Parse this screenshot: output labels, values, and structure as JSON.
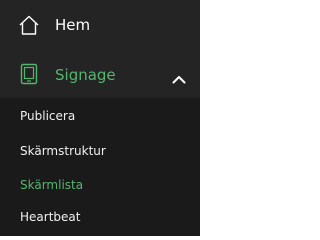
{
  "sidebar": {
    "home": {
      "label": "Hem",
      "icon": "home-icon"
    },
    "signage": {
      "label": "Signage",
      "icon": "tablet-icon",
      "expanded": true,
      "toggle_icon": "chevron-up-icon",
      "items": [
        {
          "label": "Publicera",
          "active": false
        },
        {
          "label": "Skärmstruktur",
          "active": false
        },
        {
          "label": "Skärmlista",
          "active": true
        },
        {
          "label": "Heartbeat",
          "active": false
        }
      ]
    }
  },
  "colors": {
    "sidebar_bg": "#242424",
    "submenu_bg": "#1a1a1a",
    "accent_green": "#55b56f",
    "text_white": "#ffffff",
    "page_bg": "#ffffff"
  }
}
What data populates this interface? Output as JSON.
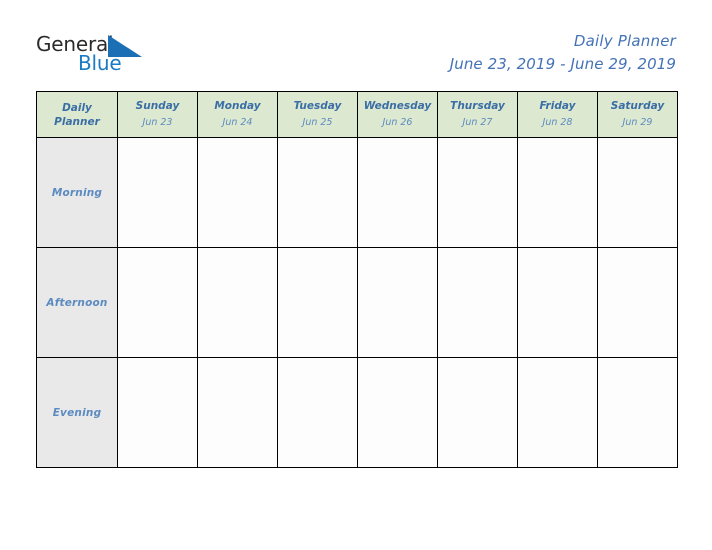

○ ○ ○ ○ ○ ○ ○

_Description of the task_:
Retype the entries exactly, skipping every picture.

_Exercise solution_:
Parse this screenshot: output labels, values, and structure as JSON.
{
  "sidebar": {
    "home": {
      "label": "Hem",
      "icon": "home-icon"
    },
    "signage": {
      "label": "Signage",
      "icon": "tablet-icon",
      "expanded": true,
      "toggle_icon": "chevron-up-icon",
      "items": [
        {
          "label": "Publicera",
          "active": false
        },
        {
          "label": "Skärmstruktur",
          "active": false
        },
        {
          "label": "Skärmlista",
          "active": true
        },
        {
          "label": "Heartbeat",
          "active": false
        }
      ]
    }
  },
  "colors": {
    "sidebar_bg": "#242424",
    "submenu_bg": "#1a1a1a",
    "accent_green": "#55b56f",
    "text_white": "#ffffff",
    "page_bg": "#ffffff"
  }
}
What data populates this interface? Output as JSON.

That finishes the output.